━━━━━ Material provided
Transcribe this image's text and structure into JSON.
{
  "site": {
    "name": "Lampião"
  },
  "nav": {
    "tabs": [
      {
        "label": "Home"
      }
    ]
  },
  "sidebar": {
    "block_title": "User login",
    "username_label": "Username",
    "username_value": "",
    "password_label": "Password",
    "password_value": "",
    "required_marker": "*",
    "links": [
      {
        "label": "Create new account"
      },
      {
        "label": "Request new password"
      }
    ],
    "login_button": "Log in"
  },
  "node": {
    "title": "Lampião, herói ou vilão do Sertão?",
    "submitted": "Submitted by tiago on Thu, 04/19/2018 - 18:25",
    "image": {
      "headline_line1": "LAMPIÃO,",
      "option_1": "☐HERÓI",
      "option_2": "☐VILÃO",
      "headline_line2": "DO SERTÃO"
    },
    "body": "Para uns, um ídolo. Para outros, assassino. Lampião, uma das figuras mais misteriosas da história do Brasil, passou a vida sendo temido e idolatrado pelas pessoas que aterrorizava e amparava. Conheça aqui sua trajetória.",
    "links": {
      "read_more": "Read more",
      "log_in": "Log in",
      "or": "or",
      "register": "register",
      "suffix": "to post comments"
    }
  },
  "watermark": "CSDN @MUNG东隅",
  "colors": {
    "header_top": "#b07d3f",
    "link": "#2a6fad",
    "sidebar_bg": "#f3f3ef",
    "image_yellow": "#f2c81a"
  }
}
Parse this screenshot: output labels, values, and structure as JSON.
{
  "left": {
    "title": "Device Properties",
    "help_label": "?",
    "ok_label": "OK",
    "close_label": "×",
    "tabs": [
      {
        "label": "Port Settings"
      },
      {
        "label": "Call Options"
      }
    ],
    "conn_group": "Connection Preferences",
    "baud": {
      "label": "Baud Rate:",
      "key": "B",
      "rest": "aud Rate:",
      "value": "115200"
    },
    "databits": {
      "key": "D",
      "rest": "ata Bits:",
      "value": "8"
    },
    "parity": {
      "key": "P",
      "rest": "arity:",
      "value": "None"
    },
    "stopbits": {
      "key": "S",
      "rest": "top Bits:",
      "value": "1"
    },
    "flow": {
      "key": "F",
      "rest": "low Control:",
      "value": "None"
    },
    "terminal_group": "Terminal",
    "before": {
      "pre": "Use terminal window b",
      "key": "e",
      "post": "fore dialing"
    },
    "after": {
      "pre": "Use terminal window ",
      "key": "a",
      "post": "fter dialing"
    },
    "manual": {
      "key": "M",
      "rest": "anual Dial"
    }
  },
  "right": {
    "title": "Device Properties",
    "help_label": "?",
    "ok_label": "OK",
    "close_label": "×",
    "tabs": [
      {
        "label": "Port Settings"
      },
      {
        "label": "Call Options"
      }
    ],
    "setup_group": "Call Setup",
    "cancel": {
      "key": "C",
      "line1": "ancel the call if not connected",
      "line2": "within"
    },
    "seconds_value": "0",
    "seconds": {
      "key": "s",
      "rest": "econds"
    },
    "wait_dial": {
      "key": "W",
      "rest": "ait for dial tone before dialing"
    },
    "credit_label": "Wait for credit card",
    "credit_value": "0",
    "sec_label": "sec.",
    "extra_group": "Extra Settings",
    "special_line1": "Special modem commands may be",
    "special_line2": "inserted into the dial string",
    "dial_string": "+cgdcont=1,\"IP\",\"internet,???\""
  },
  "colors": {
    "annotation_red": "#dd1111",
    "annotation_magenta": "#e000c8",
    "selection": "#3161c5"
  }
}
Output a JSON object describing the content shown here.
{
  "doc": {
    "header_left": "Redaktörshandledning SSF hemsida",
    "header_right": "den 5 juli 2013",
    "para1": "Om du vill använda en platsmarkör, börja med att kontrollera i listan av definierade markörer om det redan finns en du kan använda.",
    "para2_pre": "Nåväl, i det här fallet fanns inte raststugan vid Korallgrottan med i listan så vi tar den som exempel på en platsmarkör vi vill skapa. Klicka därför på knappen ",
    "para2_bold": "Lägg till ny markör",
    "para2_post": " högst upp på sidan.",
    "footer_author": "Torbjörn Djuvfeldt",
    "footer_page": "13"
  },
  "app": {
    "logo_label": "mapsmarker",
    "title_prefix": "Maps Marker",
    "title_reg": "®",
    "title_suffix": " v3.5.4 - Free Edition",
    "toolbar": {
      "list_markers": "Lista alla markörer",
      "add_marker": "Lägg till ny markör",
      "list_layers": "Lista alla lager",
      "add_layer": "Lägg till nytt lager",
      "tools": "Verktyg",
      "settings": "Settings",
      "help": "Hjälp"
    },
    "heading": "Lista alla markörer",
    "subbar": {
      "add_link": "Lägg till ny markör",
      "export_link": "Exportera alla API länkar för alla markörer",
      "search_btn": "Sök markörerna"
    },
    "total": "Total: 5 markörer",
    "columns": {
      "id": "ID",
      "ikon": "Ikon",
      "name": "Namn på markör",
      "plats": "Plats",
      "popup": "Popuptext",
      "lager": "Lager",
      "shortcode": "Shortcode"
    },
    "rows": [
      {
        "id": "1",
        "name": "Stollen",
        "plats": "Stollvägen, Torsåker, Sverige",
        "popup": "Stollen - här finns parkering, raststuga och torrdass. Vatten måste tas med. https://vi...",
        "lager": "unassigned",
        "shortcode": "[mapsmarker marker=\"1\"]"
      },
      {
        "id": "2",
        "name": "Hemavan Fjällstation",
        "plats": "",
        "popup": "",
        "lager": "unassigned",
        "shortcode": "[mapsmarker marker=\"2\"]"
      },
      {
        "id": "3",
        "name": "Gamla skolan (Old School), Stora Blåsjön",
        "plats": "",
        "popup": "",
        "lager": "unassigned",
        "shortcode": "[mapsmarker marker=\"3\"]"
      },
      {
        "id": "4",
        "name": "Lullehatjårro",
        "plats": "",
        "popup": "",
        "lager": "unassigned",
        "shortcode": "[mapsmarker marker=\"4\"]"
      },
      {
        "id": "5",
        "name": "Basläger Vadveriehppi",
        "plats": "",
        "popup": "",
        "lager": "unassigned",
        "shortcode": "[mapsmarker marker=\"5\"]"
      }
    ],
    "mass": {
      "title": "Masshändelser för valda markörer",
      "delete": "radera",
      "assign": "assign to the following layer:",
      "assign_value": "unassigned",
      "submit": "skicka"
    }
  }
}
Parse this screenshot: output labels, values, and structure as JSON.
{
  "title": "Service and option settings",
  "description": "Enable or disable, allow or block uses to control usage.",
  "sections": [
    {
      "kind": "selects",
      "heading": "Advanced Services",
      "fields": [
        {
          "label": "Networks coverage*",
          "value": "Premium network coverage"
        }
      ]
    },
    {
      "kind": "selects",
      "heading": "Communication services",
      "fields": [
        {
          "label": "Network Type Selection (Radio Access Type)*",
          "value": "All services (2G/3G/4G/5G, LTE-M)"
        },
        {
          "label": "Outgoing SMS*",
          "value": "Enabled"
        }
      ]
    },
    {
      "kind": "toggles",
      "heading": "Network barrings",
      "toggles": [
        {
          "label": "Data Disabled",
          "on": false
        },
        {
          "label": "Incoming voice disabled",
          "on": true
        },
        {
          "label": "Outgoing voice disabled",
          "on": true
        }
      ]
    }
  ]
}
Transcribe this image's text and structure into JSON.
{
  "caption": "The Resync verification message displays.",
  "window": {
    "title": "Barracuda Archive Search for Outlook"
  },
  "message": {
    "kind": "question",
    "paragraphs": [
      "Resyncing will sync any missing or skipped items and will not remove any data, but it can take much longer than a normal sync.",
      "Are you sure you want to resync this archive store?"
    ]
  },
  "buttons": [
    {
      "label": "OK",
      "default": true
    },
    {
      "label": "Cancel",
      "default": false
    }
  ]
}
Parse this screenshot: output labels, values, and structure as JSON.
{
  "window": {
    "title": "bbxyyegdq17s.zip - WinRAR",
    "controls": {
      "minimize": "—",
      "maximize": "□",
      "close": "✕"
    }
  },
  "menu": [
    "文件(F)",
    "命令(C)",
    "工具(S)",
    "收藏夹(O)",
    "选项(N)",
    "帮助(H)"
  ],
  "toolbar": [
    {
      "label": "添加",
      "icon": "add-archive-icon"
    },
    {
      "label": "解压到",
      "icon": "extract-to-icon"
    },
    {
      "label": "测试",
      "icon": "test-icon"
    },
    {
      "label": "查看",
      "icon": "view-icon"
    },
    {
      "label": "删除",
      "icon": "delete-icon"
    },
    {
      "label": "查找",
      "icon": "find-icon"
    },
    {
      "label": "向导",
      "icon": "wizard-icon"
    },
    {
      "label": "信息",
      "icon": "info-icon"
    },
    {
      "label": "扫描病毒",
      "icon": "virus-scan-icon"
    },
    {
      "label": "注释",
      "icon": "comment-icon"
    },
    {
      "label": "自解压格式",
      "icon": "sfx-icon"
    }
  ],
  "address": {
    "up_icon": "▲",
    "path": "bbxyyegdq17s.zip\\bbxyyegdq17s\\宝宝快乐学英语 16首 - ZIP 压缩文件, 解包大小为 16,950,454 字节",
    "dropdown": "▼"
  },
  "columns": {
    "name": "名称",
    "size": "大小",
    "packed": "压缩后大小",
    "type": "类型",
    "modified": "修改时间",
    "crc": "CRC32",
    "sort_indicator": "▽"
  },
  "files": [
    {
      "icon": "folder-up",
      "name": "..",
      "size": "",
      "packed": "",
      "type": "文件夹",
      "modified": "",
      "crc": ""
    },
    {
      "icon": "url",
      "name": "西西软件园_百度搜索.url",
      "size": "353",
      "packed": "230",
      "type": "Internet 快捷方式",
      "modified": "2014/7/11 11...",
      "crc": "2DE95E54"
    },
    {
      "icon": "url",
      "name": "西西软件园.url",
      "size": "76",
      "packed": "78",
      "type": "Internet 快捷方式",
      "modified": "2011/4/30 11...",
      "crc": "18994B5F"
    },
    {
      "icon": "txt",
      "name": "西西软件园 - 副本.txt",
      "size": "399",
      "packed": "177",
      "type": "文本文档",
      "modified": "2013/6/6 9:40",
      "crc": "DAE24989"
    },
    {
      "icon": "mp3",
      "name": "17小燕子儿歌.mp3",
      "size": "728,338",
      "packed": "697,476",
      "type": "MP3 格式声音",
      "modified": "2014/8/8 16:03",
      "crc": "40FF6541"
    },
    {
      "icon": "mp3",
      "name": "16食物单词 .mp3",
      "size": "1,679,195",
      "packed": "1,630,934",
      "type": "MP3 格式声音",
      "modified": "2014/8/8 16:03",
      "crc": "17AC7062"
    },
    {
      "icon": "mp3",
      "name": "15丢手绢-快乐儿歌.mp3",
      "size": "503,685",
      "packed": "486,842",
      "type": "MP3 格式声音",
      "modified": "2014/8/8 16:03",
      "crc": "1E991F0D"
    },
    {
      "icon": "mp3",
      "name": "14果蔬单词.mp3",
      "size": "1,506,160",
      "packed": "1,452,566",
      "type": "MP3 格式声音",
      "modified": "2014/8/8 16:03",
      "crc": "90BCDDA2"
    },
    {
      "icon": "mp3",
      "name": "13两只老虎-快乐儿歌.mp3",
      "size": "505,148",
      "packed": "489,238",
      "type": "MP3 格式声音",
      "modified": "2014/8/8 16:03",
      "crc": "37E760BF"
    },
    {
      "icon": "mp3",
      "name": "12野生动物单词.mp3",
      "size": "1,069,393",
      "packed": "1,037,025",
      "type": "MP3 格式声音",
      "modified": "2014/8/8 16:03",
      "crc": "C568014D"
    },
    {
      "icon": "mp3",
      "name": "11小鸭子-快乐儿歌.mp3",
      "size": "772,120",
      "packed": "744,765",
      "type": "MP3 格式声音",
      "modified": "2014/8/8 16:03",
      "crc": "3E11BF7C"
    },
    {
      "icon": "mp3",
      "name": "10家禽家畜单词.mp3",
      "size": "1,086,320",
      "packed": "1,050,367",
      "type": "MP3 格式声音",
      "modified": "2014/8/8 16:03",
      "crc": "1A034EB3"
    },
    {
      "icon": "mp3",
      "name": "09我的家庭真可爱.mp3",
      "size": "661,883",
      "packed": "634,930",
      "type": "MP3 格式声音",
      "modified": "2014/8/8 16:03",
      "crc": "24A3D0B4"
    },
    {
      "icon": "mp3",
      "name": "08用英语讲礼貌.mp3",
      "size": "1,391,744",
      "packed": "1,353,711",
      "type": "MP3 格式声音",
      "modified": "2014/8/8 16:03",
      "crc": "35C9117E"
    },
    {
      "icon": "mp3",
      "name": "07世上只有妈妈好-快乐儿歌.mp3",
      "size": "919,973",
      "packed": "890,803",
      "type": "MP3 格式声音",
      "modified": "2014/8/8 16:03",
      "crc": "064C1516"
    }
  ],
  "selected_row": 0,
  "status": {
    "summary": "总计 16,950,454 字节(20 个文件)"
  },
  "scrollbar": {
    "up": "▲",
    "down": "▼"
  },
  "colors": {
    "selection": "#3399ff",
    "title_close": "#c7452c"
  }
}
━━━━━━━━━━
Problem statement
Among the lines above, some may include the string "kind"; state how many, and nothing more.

Written answer
4